Gérard Delcour

Gérard Delcour

Sales of French cosmetic manufacturers continue to rise, driven by a domestic market that has returned to growth in 2010, in particular because ofselective distribution (2.8 billion euros in 2010, i.e. an increase of 1.9 % over 2009 according to NPD) and mass distribution (5 billion euros in 2010, i.e. an increase of 1.5% over 2009 according to Nielsen) and, despite a slight drop in sales from the pharmacies and drugstores circuit (1.54 billion euros, i.e. a drop of -0.87% compared to 2009 according to Nielsen).

But it is mostly thanks to their performance on foreign markets that cosmetic French manufacturers have continued to post remarkable growths in sales, said Gérard Delcour, Chairman of the Board of Directors of the FEBEA, (the French trade association representing manufacturers operating on the Beauty market), at a breakfast organized by the BeautyFULL Club last November 4th, themed on the main growth drivers for the beauty industry.

Indeed, figures provided by the French customs reported a 9.2% increase in French exports of perfumes and cosmetics in 2010 compared to the previous year. Overall French exports of perfumes and cosmetics reached 9.538 billion euros (ex-works before tax prices) in 2010. In this sector, the French trade balance surplus remains high (7.571 billion euros, i.e. an increase of 9.4% over the 2009 surplus.

While most of French exports go to countries of the European Union (53%), the markets where the growth is strongest are Latin America (which is currently only 4% of exports but up 24% in 2010), European countries outside the Union, which grew by 19% in 2010 (and account for 11% of exports, thanks to the weight of Russia) and the Far East, up 19% representing a share 12.8% of total French exports.
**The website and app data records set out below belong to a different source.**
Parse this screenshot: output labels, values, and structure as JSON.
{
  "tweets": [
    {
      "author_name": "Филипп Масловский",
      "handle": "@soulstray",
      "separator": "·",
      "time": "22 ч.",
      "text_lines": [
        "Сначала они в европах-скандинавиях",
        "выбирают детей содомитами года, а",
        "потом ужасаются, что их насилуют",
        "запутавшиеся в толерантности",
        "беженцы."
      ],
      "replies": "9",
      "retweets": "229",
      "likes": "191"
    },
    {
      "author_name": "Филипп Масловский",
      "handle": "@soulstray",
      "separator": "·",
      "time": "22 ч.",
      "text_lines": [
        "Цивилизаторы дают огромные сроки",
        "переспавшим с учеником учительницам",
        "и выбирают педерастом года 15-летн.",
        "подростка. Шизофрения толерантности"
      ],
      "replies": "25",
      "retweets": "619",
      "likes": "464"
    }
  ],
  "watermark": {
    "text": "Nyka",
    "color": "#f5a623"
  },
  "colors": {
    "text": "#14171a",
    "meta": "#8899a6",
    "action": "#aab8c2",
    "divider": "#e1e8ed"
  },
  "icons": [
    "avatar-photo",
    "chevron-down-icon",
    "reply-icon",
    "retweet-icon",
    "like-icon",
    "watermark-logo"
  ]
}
"If the market still clearly remains an European market, most of the growth come from emerging markets. It is estimated that 60% of the growth in years to come will be fuelled by the BRIC countries", commented Gérard Delcour.
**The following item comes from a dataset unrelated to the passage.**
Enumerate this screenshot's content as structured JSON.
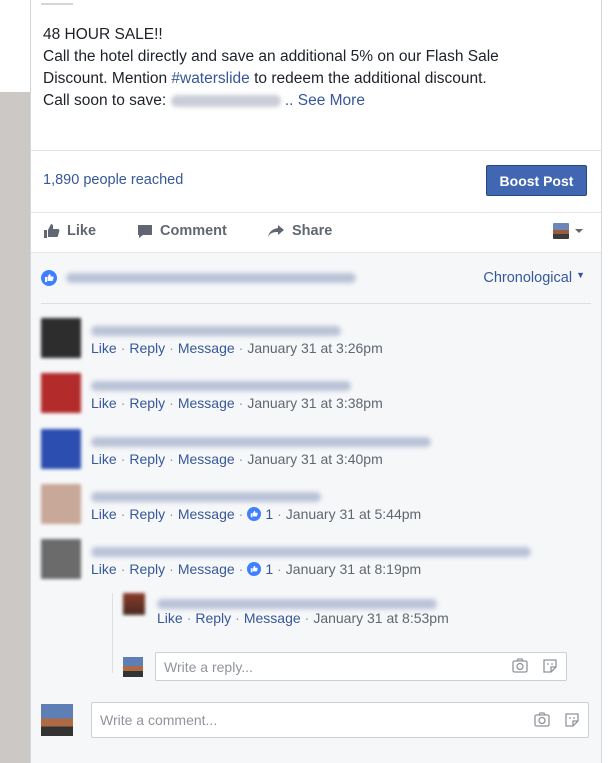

However, behind this BRIC acronym - which means Brazil, Russia, India and China - lie some markets very different from one another. The Russian market is certainly the one who, with its structure, distribution and consumer preferences, is the closest to the French market and more generally the European one.
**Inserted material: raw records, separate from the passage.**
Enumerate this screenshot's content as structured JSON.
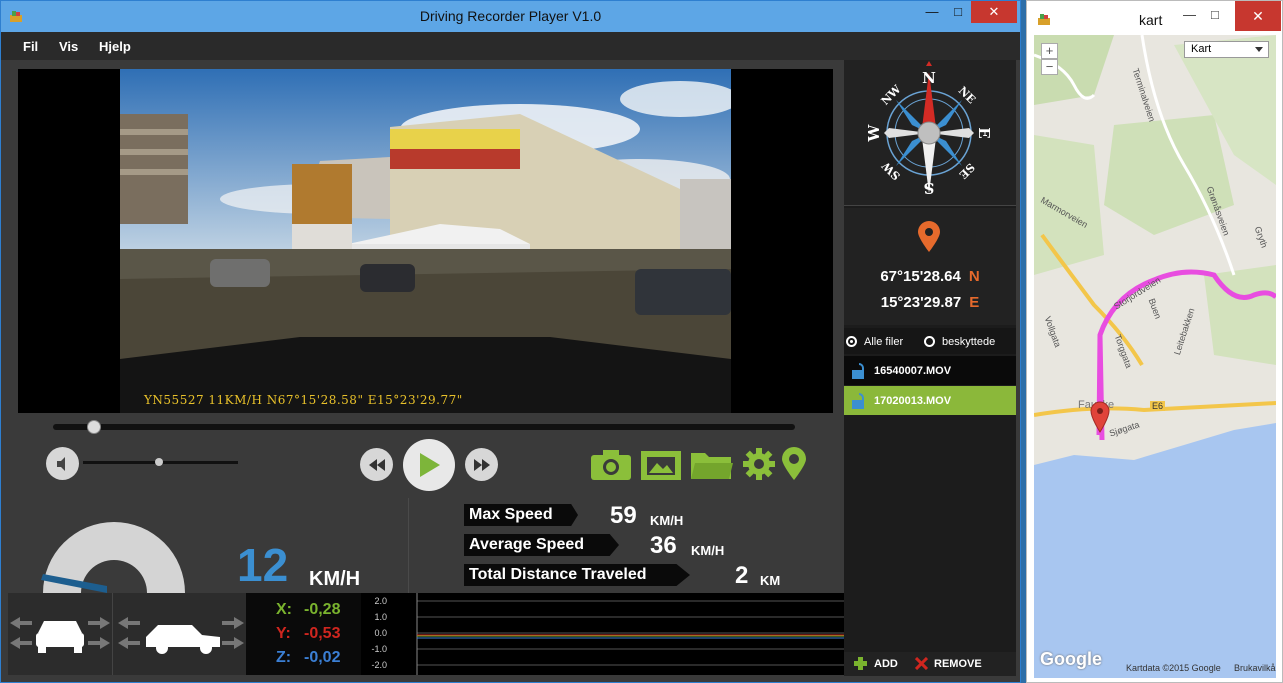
{
  "main_window": {
    "title": "Driving Recorder Player V1.0",
    "controls": {
      "minimize": "—",
      "maximize": "□",
      "close": "✕"
    }
  },
  "menu": [
    {
      "label": "Fil"
    },
    {
      "label": "Vis"
    },
    {
      "label": "Hjelp"
    }
  ],
  "video": {
    "overlay": "YN55527    11KM/H N67°15'28.58\" E15°23'29.77\""
  },
  "playback": {
    "seek_progress": 0.05,
    "volume_level": 0.5
  },
  "toolbar": {
    "icons": [
      "camera-icon",
      "gallery-icon",
      "folder-icon",
      "settings-icon",
      "location-icon"
    ],
    "accent": "#8bbf3a"
  },
  "speed": {
    "current": "12",
    "unit": "KM/H"
  },
  "stats": {
    "max_label": "Max Speed",
    "max_value": "59",
    "max_unit": "KM/H",
    "avg_label": "Average Speed",
    "avg_value": "36",
    "avg_unit": "KM/H",
    "dist_label": "Total Distance Traveled",
    "dist_value": "2",
    "dist_unit": "KM"
  },
  "gsensor": {
    "x_label": "X:",
    "x_value": "-0,28",
    "y_label": "Y:",
    "y_value": "-0,53",
    "z_label": "Z:",
    "z_value": "-0,02",
    "colors": {
      "x": "#7ab32e",
      "y": "#d0261f",
      "z": "#3b7fd4"
    },
    "axis_ticks": [
      "2.0",
      "1.0",
      "0.0",
      "-1.0",
      "-2.0"
    ]
  },
  "compass": {
    "labels": [
      "N",
      "NE",
      "E",
      "SE",
      "S",
      "SW",
      "W",
      "NW"
    ]
  },
  "gps": {
    "lat": "67°15'28.64",
    "lat_dir": "N",
    "lon": "15°23'29.87",
    "lon_dir": "E"
  },
  "files": {
    "filter_all": "Alle filer",
    "filter_protected": "beskyttede",
    "items": [
      {
        "name": "16540007.MOV",
        "selected": false
      },
      {
        "name": "17020013.MOV",
        "selected": true
      }
    ],
    "add_label": "ADD",
    "remove_label": "REMOVE"
  },
  "map_window": {
    "title": "kart",
    "controls": {
      "minimize": "—",
      "maximize": "□",
      "close": "✕"
    },
    "zoom_in": "+",
    "zoom_out": "−",
    "map_type": "Kart",
    "streets": [
      "Terminalveien",
      "Marmorveien",
      "Grønåsveien",
      "Gryth",
      "Storjordveien",
      "Vollgata",
      "Buen",
      "Torggata",
      "Leitebakken",
      "Fauske",
      "E6",
      "Sjøgata"
    ],
    "google_logo": "Google",
    "attribution": "Kartdata ©2015 Google",
    "terms": "Brukavilkår"
  }
}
The Brazilian market however, is characterized by a severe lack of distribution networks, that leading brands (Natura, O Boticario, Avon) try to overcome by resorting to direct sales. "But things are changing, notes Delcour, especially with the arrival of Sephora, who last year took control of Sack’s an online shopping platform and one of the leading distributors of beauty products in Brazil."

India, however, remains primarily a market for toiletries and haircare products (bath and shower, shampoo, etc.) manufactured locally, and where imported high-quality products are only enjoyed by a small elite, particularly because of high custom duties and a very weak distribution network.

As for China, it is obviously a very dynamic market, but exporters of perfumes and cosmetic products are still facing great difficulties to access this market which has set up technical barriers effectively blocking the entry of new products.